The Nightcrawlers - about the bloody impact of Filippino President Rodrigo Duterte's war on drug dealers and users - will screen theatrically in tandem with Lost and Found for a week at the Metrograph in New York. The films will premiere on the National Geographic Channel in October.
"You sort of gravitate toward the network who seem the most passionate about the film," von Einsiedel says of his decision to pair with National Geographic (The White Helmets was released by Netflix). "We could feel that energy, that passion [from National Geographic] to do this and it just seemed like it made really good sense."
Lost and Found is presented in association with the Nobel Prize. Von Einsiedel and producer Mark Bauch reveal the project originated with that august institution.
"The Nobel Prize organization wanted to highlight the legacy of some of their past Peace Prize winners and we latched onto UNHCR, the UN refugee agency, which has won the Nobel Peace Prize twice," von Einsiedel comments. "It began by [searching for] a story involving UNHCR and so we were looking at what are the most active situations they're involved in, which almost immediately drew us to what's happening on the border between Myanmar and Bangladesh."
In an irony that will not escape those familiar with Nobel history, the plight of the Rohingya is connected to a previous Peace Prize winner, Myanmar's civilian leader Aung San Suu Kyi. She was awarded the prize in 1991 for defying her country's military rulers, a dissident stance that led to her detainment under house arrest for over a decade. But in recent years she has become known as "an enabler of ethnic cleansing," as the New York Times put it, for her failure to stand up for the persecuted Rohingya minority.
"Globally, we look for heroes and we put them on a pedestal and I think with her the world did that. And actually we put her far too high and she's lived up to being a fallible human being. I don't say that in any way to excuse her. Her actions are despicable," von Einsiedel declares. "Even aside from whatever real power she has, she hasn't spoken out about this issue. She's actually defended the military. In no way has she behaved in the way that should have been expected of her as a Nobel Peace Prize winner, but also I would just say as a human being. It's disgusting."
Aung San Suu Kyi may or may not be a lost cause, but aiding the Rohingya will hinge largely on whether the world becomes more sensitized to the enormity of the displacement involved. Von Einsiedel believes there are a number of reasons why the humanitarian emergency has been given comparatively short shrift in Europe and the U.S.
"First and foremost it's completely non-strategic for Western countries, really. There's no oil there. There's no key resources that are threatened.
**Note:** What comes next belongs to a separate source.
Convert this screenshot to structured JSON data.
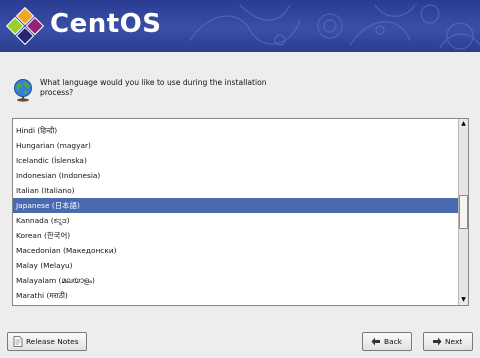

These aren't refugees that are really going to reach Europe or the U.S.," he notes. "That's definitely one reason the media attention's been scarce."
He adds, "I'd also say there is a really dangerous pattern that we're seeing across the world over the last few years and it's that people or regimes or dictators who commit atrocities and war crimes against their own citizens or the citizens of another country, there's almost complete impunity. The consequences of doing that are so low now and we've been seeing it in Syria for the last eight years... We see what's happening in Yemen as well [with] Saudi Arabia's behavior. And this is a pattern that keeps happening. To me it's fairly clear that at some point there was a calculation by the military in Myanmar and somebody thought, 'We can probably get away with this. The consequences are not going to be that bad.'"
Matthew Carey is a documentary filmmaker and journalist. His work has appeared on Deadline.com, CNN, CNN.com, TheWrap.com, NBCNews.com and in Documentary magazine.